#### Dataset extract

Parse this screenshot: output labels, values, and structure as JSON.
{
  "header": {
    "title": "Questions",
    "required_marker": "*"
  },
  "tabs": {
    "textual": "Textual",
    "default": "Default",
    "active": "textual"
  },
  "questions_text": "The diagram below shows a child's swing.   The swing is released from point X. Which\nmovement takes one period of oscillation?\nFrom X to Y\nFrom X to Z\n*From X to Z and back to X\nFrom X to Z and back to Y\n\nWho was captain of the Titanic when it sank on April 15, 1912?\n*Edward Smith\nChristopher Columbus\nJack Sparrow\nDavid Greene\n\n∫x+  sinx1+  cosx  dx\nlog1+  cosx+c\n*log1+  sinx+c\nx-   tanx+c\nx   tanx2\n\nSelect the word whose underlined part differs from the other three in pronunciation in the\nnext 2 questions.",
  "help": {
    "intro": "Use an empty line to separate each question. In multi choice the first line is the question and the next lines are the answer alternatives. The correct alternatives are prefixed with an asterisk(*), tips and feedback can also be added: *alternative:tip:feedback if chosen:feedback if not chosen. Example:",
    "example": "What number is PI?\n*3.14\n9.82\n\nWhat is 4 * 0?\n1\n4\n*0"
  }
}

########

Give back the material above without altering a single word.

-- Answer for the task --
Parse this screenshot: output labels, values, and structure as JSON.
{
  "header": {
    "title": "Questions",
    "required_marker": "*"
  },
  "tabs": {
    "textual": "Textual",
    "default": "Default",
    "active": "textual"
  },
  "questions_text": "The diagram below shows a child's swing.   The swing is released from point X. Which\nmovement takes one period of oscillation?\nFrom X to Y\nFrom X to Z\n*From X to Z and back to X\nFrom X to Z and back to Y\n\nWho was captain of the Titanic when it sank on April 15, 1912?\n*Edward Smith\nChristopher Columbus\nJack Sparrow\nDavid Greene\n\n∫x+  sinx1+  cosx  dx\nlog1+  cosx+c\n*log1+  sinx+c\nx-   tanx+c\nx   tanx2\n\nSelect the word whose underlined part differs from the other three in pronunciation in the\nnext 2 questions.",
  "help": {
    "intro": "Use an empty line to separate each question. In multi choice the first line is the question and the next lines are the answer alternatives. The correct alternatives are prefixed with an asterisk(*), tips and feedback can also be added: *alternative:tip:feedback if chosen:feedback if not chosen. Example:",
    "example": "What number is PI?\n*3.14\n9.82\n\nWhat is 4 * 0?\n1\n4\n*0"
  }
}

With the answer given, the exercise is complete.